In Rhode Island, child support is apportioned according to each parent's financial status and the needs of the child. Typically, the sole custodian receives child support, and may receive more child support than parents in joint custody arrangements. Parents with sole legal custody may also be relieved that they don't have to confer with the other parent about decisions regarding the child. In cases involving abuse and domestic violence, sole custody may provide the parent with substantially more safety than she would receive if she had to regularly interact with the other parent.
Benefits to Child
Children are most likely to benefit from sole custody arrangements when the noncustodial parent is abusive or neglectful, according to child custody evaluator Jonathan W. Gould in his book "The Art and Science of Child Custody Evaluations." In these cases, sole custody can help keep a child safe and prevent psychological trauma. Because sole custody typically involves fewer transitions from one house to another, children may also benefit from the stability provided by these arrangements.
Drawbacks for Parents
Parents with sole custody do not have the benefit of a co-parent, and must tend to the child's needs without assistance. The cost of obtaining sole custody can be high. Further, in his book "The Scientific Basis of Child Custody Decisions," Robert Galatzer-Levy reports that parents report less satisfaction with sole custody arrangements. Further, when the noncustodial parent has little visitation with his child, he is less likely to comply with child support orders, according to Galatzer-Levy.
Drawbacks for Children

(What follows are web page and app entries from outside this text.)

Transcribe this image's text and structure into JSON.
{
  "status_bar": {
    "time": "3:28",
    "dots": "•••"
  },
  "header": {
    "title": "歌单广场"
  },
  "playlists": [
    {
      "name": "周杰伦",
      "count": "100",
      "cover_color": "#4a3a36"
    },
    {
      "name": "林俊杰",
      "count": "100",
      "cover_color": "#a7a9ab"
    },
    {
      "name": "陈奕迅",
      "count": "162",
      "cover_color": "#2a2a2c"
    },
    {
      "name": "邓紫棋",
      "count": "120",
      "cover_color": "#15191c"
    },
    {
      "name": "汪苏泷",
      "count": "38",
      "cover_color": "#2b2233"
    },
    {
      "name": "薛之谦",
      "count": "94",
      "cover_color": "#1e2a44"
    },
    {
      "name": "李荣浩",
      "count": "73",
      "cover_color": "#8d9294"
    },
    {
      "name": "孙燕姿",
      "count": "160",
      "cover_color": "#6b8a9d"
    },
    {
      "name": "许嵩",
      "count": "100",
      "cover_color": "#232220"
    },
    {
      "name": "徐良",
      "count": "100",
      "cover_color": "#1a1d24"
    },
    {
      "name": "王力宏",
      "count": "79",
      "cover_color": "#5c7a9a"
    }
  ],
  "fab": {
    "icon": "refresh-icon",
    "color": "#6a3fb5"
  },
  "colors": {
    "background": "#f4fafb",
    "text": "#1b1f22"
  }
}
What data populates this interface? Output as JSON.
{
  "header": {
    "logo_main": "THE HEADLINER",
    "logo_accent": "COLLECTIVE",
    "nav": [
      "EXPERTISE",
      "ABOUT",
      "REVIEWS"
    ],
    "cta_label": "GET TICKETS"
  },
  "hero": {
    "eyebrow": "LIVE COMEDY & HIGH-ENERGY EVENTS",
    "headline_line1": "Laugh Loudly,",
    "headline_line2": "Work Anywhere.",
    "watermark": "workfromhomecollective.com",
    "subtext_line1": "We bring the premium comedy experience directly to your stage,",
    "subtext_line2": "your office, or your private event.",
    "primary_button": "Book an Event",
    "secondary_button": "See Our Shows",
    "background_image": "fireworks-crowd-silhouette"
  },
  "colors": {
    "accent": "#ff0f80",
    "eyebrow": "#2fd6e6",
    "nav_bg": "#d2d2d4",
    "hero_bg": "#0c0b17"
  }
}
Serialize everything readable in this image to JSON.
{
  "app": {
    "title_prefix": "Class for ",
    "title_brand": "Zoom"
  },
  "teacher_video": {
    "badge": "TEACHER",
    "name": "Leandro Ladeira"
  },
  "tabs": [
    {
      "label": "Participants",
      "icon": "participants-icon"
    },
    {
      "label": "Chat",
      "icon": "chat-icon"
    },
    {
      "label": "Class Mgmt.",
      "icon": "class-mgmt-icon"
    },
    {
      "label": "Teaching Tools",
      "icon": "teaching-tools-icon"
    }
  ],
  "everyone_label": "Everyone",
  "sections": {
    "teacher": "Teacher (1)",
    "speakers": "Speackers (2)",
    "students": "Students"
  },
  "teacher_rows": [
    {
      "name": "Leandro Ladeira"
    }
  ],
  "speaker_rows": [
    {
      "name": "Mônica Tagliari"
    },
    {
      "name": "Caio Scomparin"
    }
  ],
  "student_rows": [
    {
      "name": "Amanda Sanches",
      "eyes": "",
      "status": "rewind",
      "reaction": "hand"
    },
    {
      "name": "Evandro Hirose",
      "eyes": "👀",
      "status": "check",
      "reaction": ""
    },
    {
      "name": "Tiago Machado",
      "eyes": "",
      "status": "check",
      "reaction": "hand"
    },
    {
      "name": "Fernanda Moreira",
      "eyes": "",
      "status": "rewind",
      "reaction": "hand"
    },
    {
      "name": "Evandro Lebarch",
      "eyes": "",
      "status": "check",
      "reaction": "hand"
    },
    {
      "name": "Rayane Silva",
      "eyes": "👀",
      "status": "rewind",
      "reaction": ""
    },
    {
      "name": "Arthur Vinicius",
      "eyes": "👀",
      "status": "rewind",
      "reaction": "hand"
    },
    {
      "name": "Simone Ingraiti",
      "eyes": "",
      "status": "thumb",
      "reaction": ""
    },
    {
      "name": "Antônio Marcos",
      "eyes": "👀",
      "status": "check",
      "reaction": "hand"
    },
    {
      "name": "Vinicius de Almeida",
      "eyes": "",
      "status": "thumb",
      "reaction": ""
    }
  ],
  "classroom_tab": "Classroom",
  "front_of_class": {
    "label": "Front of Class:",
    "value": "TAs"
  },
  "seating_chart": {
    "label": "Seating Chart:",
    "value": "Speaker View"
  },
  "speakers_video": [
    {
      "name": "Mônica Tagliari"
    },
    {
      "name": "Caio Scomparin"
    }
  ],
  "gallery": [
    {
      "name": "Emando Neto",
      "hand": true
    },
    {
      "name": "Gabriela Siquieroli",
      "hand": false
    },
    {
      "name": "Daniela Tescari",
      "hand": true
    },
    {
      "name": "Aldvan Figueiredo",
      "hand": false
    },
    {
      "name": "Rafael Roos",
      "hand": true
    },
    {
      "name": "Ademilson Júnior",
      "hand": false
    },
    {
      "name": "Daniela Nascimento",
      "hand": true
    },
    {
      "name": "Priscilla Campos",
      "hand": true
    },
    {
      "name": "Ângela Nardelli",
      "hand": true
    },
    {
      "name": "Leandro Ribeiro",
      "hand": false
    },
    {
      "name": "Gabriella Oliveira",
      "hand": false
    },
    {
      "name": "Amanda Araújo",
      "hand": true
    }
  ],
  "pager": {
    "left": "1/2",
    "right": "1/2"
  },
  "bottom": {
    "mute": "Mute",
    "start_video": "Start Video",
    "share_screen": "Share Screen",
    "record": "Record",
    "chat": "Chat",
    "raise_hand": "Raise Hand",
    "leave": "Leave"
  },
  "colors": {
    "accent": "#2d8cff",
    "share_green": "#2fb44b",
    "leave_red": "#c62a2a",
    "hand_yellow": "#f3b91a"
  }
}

When parents divorce, sole custody often means a major change in the child's relationship with her noncustodial parent, and this can be traumatic. Gould reports that adult children of divorced parents report less satisfaction with sole custody arrangements than any other arrangement, and an assortment of behavior problems are associated with loss of contact with one parent. Further, because sole custody often requires substantial litigation, children may be stressed by frequent contact with the court system and with child experts. For children who had a strong relationship with the noncustodial parent prior to the divorce, sole custody agreements are generally harmful unless there is a compelling safety reason to keep the child away from the other parent, according to Gould.